**Problem description:** Below are some entries. Output each one exactly as it appears.

**Dataset rows for apps and sites:**
____
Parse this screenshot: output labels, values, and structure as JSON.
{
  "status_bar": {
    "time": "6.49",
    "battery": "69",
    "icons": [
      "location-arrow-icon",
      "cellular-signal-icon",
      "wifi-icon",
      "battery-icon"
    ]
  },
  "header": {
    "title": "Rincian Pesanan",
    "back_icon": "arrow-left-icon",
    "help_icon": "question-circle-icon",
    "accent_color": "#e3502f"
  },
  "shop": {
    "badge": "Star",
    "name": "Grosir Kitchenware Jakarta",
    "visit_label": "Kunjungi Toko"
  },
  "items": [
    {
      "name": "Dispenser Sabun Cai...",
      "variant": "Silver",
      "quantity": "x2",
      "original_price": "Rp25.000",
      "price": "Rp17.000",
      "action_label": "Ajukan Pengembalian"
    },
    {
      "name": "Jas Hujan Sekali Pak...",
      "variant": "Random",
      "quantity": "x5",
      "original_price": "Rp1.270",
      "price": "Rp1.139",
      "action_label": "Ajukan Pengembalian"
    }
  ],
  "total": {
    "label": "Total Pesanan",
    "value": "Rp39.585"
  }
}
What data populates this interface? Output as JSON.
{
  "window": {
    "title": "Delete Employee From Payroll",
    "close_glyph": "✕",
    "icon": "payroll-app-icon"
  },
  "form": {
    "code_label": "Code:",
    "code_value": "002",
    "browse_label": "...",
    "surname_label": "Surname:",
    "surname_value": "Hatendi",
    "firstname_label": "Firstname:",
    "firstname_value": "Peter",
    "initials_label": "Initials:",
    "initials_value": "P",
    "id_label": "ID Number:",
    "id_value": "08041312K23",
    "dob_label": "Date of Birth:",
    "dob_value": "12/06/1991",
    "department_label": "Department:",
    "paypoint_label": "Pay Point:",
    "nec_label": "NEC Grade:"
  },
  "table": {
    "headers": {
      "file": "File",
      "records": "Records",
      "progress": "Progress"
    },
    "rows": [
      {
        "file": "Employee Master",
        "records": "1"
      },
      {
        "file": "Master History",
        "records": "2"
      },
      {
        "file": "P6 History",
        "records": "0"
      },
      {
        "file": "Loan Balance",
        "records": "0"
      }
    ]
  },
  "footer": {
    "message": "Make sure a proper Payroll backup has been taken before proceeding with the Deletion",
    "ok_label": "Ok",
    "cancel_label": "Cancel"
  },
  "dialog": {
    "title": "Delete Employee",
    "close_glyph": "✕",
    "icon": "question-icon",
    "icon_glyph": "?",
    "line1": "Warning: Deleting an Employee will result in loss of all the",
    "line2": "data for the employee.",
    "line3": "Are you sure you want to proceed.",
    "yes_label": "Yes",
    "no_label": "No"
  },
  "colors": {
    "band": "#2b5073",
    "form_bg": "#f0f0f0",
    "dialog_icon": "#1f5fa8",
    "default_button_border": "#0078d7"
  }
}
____
**Solved exercise:**
Parse this screenshot: output labels, values, and structure as JSON.
{
  "status_bar": {
    "time": "6.49",
    "battery": "69",
    "icons": [
      "location-arrow-icon",
      "cellular-signal-icon",
      "wifi-icon",
      "battery-icon"
    ]
  },
  "header": {
    "title": "Rincian Pesanan",
    "back_icon": "arrow-left-icon",
    "help_icon": "question-circle-icon",
    "accent_color": "#e3502f"
  },
  "shop": {
    "badge": "Star",
    "name": "Grosir Kitchenware Jakarta",
    "visit_label": "Kunjungi Toko"
  },
  "items": [
    {
      "name": "Dispenser Sabun Cai...",
      "variant": "Silver",
      "quantity": "x2",
      "original_price": "Rp25.000",
      "price": "Rp17.000",
      "action_label": "Ajukan Pengembalian"
    },
    {
      "name": "Jas Hujan Sekali Pak...",
      "variant": "Random",
      "quantity": "x5",
      "original_price": "Rp1.270",
      "price": "Rp1.139",
      "action_label": "Ajukan Pengembalian"
    }
  ],
  "total": {
    "label": "Total Pesanan",
    "value": "Rp39.585"
  }
}
What data populates this interface? Output as JSON.
{
  "window": {
    "title": "Delete Employee From Payroll",
    "close_glyph": "✕",
    "icon": "payroll-app-icon"
  },
  "form": {
    "code_label": "Code:",
    "code_value": "002",
    "browse_label": "...",
    "surname_label": "Surname:",
    "surname_value": "Hatendi",
    "firstname_label": "Firstname:",
    "firstname_value": "Peter",
    "initials_label": "Initials:",
    "initials_value": "P",
    "id_label": "ID Number:",
    "id_value": "08041312K23",
    "dob_label": "Date of Birth:",
    "dob_value": "12/06/1991",
    "department_label": "Department:",
    "paypoint_label": "Pay Point:",
    "nec_label": "NEC Grade:"
  },
  "table": {
    "headers": {
      "file": "File",
      "records": "Records",
      "progress": "Progress"
    },
    "rows": [
      {
        "file": "Employee Master",
        "records": "1"
      },
      {
        "file": "Master History",
        "records": "2"
      },
      {
        "file": "P6 History",
        "records": "0"
      },
      {
        "file": "Loan Balance",
        "records": "0"
      }
    ]
  },
  "footer": {
    "message": "Make sure a proper Payroll backup has been taken before proceeding with the Deletion",
    "ok_label": "Ok",
    "cancel_label": "Cancel"
  },
  "dialog": {
    "title": "Delete Employee",
    "close_glyph": "✕",
    "icon": "question-icon",
    "icon_glyph": "?",
    "line1": "Warning: Deleting an Employee will result in loss of all the",
    "line2": "data for the employee.",
    "line3": "Are you sure you want to proceed.",
    "yes_label": "Yes",
    "no_label": "No"
  },
  "colors": {
    "band": "#2b5073",
    "form_bg": "#f0f0f0",
    "dialog_icon": "#1f5fa8",
    "default_button_border": "#0078d7"
  }
}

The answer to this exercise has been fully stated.